James and Mary Ford, eds. Every Day in the Year. 1902.

May 30

The Rear Guard

By Irene Fowler Brown

THE GUNS are hushed. On every field once flowing

With wars red flood May’s breath of peace is shed,

And, spring’s young grass and gracious flowers are growing

Above the dead.

Ye gray old men whom we this day are greeting,

Honor to you, honor and love and trust!

Brave to the brave! Your soldier hands are meeting

Across their dust.

Bravely they fought who charged when flags were flying

In cannon’s crash, in screech and scream of shell;

Bravely they fell, who lay alone and dying

In battle’s hell.

Honor to them! Far graves to-day are flinging

Up through the soil peace blooms to meet the sun,

And daisied heads to summer winds are singing

Their long “well done.”

Our vanguard, they. They went with hot blood flushing

At battle’s din, at joy of bugle’s call.

They fell with smiles, the flood of young life gushing,

Full brave the fall!

But braver ye who, when the war was ended,

And bugle’s call and wave of flag were done,

Could come back home, so long left undefended.

Your cause unwon,

And twist the useless sword to hook of reaping,

Rebuild the homes, set back the empty chair

And brave a land where waste and want were keeping

Guard everywhere.

All this you did, your courage strong upon you,

And out of ashes, wreck, a new land ’rose,

Through years of war no braver battle won you,

’Gainst fiercer foes.

And now to-day a prospered land is cheering

And lifting up her voice in lusty pride

For you gray men, who fought and wrought, not fearing

Battle’s red tide.

Our rear guard, ye whose step is slowing, slowing,

Whose ranks, earth thinned, are filling otherwhere,

Who wore the gray—the gray, alas! still showing

On bleaching hair.

For forty years you’ve watched this land grow stronger,

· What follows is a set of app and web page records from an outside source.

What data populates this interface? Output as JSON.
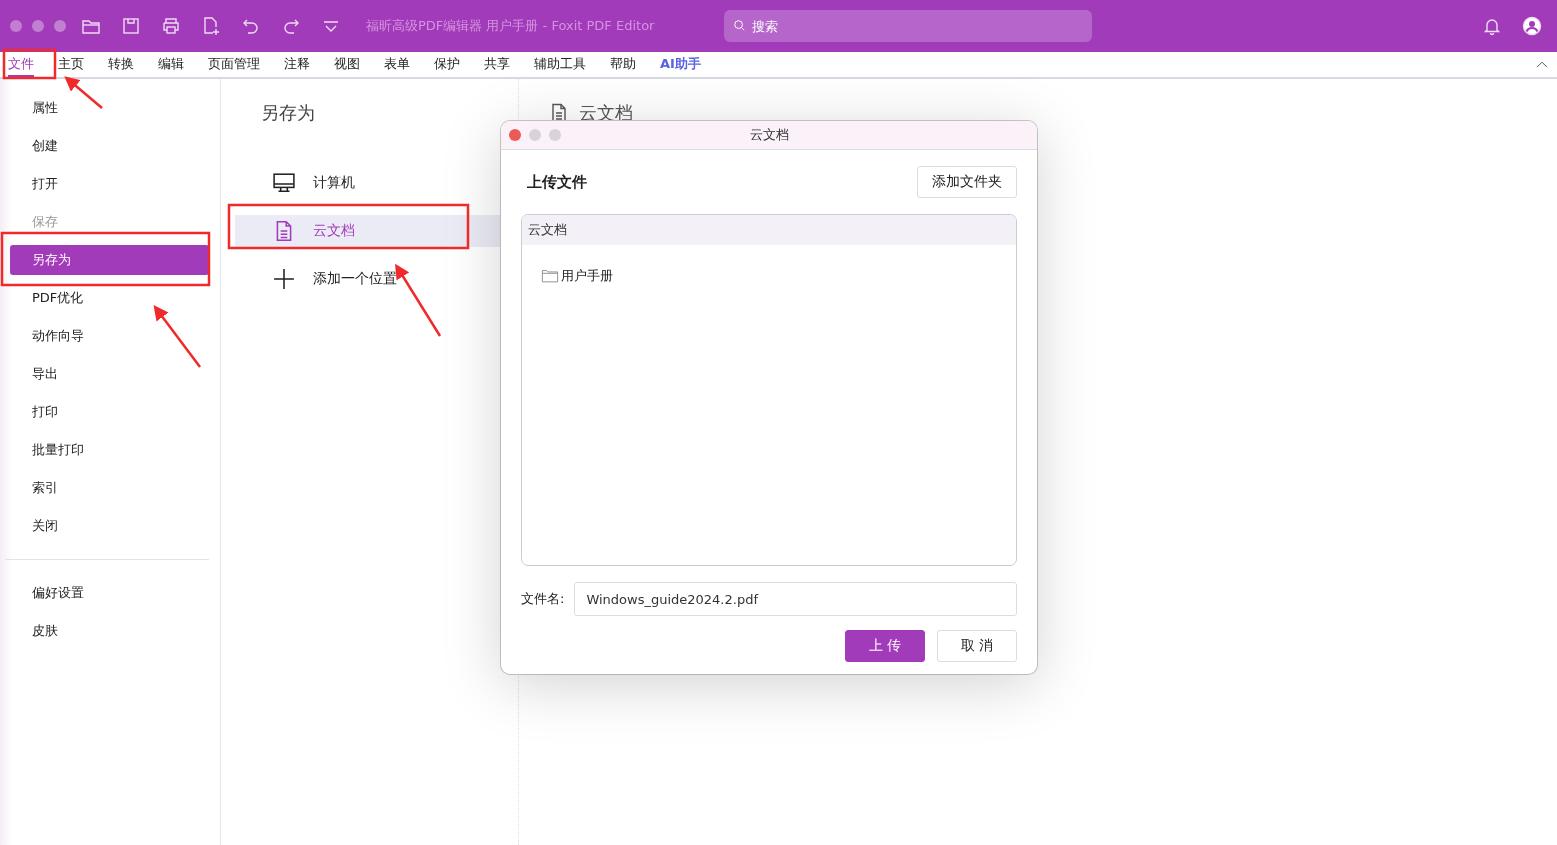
{
  "window": {
    "title": "福昕高级PDF编辑器 用户手册 - Foxit PDF Editor"
  },
  "search": {
    "placeholder": "搜索"
  },
  "ribbon_tabs": [
    {
      "label": "文件",
      "selected": true,
      "kind": "plain"
    },
    {
      "label": "主页",
      "selected": false,
      "kind": "plain"
    },
    {
      "label": "转换",
      "selected": false,
      "kind": "plain"
    },
    {
      "label": "编辑",
      "selected": false,
      "kind": "plain"
    },
    {
      "label": "页面管理",
      "selected": false,
      "kind": "plain"
    },
    {
      "label": "注释",
      "selected": false,
      "kind": "plain"
    },
    {
      "label": "视图",
      "selected": false,
      "kind": "plain"
    },
    {
      "label": "表单",
      "selected": false,
      "kind": "plain"
    },
    {
      "label": "保护",
      "selected": false,
      "kind": "plain"
    },
    {
      "label": "共享",
      "selected": false,
      "kind": "plain"
    },
    {
      "label": "辅助工具",
      "selected": false,
      "kind": "plain"
    },
    {
      "label": "帮助",
      "selected": false,
      "kind": "plain"
    },
    {
      "label": "AI助手",
      "selected": false,
      "kind": "ai"
    }
  ],
  "sidebar": {
    "items": [
      {
        "label": "属性",
        "selected": false,
        "disabled": false
      },
      {
        "label": "创建",
        "selected": false,
        "disabled": false
      },
      {
        "label": "打开",
        "selected": false,
        "disabled": false
      },
      {
        "label": "保存",
        "selected": false,
        "disabled": true
      },
      {
        "label": "另存为",
        "selected": true,
        "disabled": false
      },
      {
        "label": "PDF优化",
        "selected": false,
        "disabled": false
      },
      {
        "label": "动作向导",
        "selected": false,
        "disabled": false
      },
      {
        "label": "导出",
        "selected": false,
        "disabled": false
      },
      {
        "label": "打印",
        "selected": false,
        "disabled": false
      },
      {
        "label": "批量打印",
        "selected": false,
        "disabled": false
      },
      {
        "label": "索引",
        "selected": false,
        "disabled": false
      },
      {
        "label": "关闭",
        "selected": false,
        "disabled": false
      }
    ],
    "bottom_items": [
      {
        "label": "偏好设置",
        "selected": false
      },
      {
        "label": "皮肤",
        "selected": false
      }
    ]
  },
  "save_as": {
    "title": "另存为",
    "locations": [
      {
        "label": "计算机",
        "kind": "computer",
        "selected": false
      },
      {
        "label": "云文档",
        "kind": "cloud",
        "selected": true
      },
      {
        "label": "添加一个位置",
        "kind": "add",
        "selected": false
      }
    ]
  },
  "detail": {
    "title": "云文档"
  },
  "dialog": {
    "title": "云文档",
    "heading": "上传文件",
    "add_folder_button": "添加文件夹",
    "tree": {
      "header": "云文档",
      "folders": [
        "用户手册"
      ]
    },
    "filename_label": "文件名:",
    "filename": "Windows_guide2024.2.pdf",
    "buttons": [
      {
        "label": "上 传",
        "kind": "primary"
      },
      {
        "label": "取 消",
        "kind": "secondary"
      }
    ]
  }
}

For forty years you’ve been its bulwark, stay;

Tarry awhile; pause yet a little longer

Upon the way.

And set our feet where there may be no turning,

And set our faces straight on duty’s track,

Where there may be for stray, strange goods no yearning

Nor looking back.

And when for you the last tattoo has sounded,

And on death’s silent field you’ve pitched your tent,

When, bowed through tears, the arc of life has rounded

To full content,

We that are left will count it guerdon royal,

Our heritage no years can take away,

That we were born of those, unflinching, loyal,

Who wore the gray.